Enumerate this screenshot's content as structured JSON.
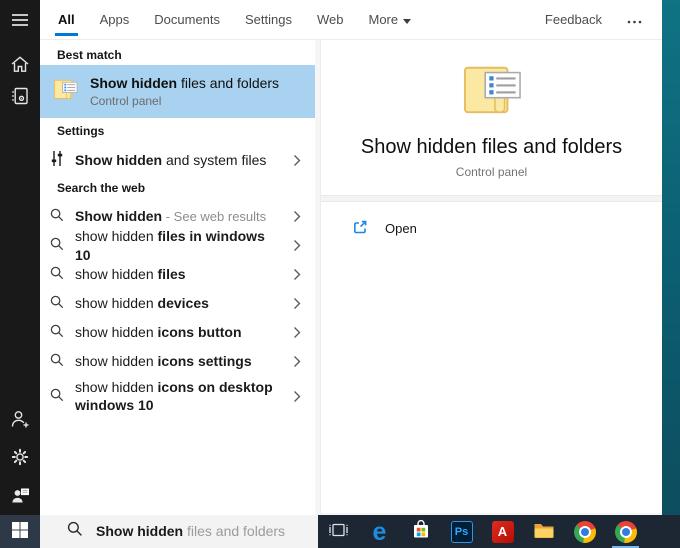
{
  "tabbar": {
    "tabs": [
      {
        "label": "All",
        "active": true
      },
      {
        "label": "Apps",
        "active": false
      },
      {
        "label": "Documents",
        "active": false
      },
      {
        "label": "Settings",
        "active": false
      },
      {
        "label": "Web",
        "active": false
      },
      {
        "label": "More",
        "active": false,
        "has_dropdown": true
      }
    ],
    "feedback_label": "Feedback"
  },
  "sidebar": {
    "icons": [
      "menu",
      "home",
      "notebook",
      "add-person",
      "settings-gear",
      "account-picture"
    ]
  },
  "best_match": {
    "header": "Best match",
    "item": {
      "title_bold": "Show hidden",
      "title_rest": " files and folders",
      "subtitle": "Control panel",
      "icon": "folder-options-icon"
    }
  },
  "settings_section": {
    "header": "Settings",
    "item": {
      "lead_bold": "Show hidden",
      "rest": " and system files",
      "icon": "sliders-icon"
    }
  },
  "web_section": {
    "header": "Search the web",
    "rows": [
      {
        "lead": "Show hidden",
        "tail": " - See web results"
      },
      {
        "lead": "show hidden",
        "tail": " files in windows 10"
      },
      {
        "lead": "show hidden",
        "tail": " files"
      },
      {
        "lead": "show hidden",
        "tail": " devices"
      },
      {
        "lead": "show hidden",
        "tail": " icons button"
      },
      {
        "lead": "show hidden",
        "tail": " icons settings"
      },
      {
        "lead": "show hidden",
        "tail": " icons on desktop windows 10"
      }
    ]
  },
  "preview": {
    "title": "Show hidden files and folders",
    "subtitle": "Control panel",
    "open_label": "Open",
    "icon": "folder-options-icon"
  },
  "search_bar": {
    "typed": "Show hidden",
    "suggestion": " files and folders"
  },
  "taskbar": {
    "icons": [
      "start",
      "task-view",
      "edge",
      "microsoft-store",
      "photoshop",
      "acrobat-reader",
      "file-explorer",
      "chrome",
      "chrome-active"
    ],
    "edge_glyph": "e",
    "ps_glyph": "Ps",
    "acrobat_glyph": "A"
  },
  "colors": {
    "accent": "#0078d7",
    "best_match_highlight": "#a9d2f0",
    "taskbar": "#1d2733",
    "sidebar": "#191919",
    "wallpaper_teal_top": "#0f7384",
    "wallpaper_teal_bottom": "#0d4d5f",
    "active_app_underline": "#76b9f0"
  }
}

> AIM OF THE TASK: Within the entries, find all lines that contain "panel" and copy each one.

> OUTPUT OF THE EXERCISE:
      "subtitle": "Control panel",
    "subtitle": "Control panel",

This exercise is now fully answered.